Declan Curran and Chris van Egeraat

Brian Cowen had an editorial in the Irish Times on Saturday arguing that Ireland will recover as a global innovation hub – ‘the best place in Europe to turn research and knowledge into products and services’ – guided by a policy of creating a smart economy. Presumably this would necessitate a highly trained workforce and a well developed research culture and facilities?

Apparently not.  At the same time that billions of euro are being pumped into propping up the banking and property sectors, there is presently underway a massive disinvestment from the education system – core budgets are being drastically trimmed, staff are being cut, supports slashed, capital programmes terminated, research funds hacked, etc.  And this is despite the fact that the the OECD reports that Ireland, pre-the crash, was one of the lowest spenders per capita on research and development, and on education in general, with very large teacher-student ratios and weak support infrastructure (see paras 18 and 23; Tables 4 and 7; also see here).

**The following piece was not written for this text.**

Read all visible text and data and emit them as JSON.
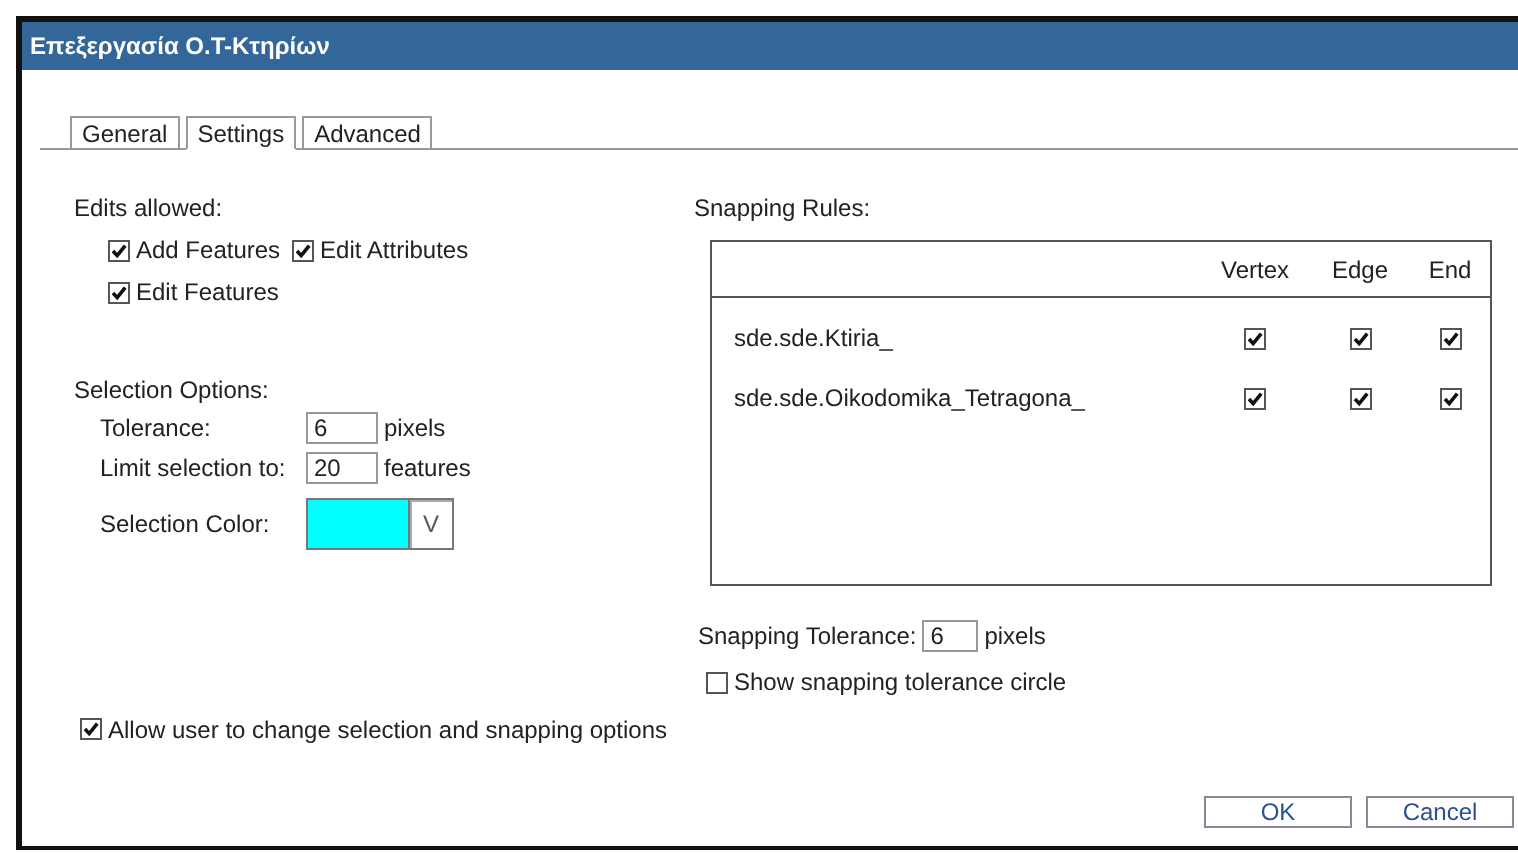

At a time when we should be investing heavily in education, we are undertaking savage cuts and doing serious damage to the limited capacities that have been built up over the past few years.  How this helps to foster innovation and entrepreneurship, attract inward investment, and create a smart economy is anyone’s guess.  Without a clear roadmap, accompanied by proper financial investment and political will – as opposed to a list of hopes – it is difficult to see how Ireland as an ‘innovation island’ will materialise.  Perhaps if we repeat our desire to be an innovation island enough, it’ll simply happen?  Or perhaps we could invest in education and research capacity building, or at the least seek to maintain pre-cut levels?

Here’s an interesting research question for the government – who do they think will want to move their research and development operations to a country where they are actively disinvesting in the creation of talent?

Carton House

As someone who works in NUI Maynooth in an institute which specialises in spatial planning, I’m a little conflicted over the news that An Bord Pleanála has rejected plans for the university to build a business and technology park in the grounds of Carton House.  As the The Irish Times reports ‘the development would have seen the construction of 8,431 metres of office space of up to four storeys in height; 9,202 metres of university buildings including a research centre, a sports science building and an innovation centre; and 130 apartments and houses.’  It’ll be interesting to see how this unfolds as the area could really do with an innovation cluster that will help to create new jobs and partner up indigenous start-ups with both the university and nearby FDI businesses such as Intel, HP, IBM, etc.  At same time, the last thing we need is more bad planning.

Rob Kitchin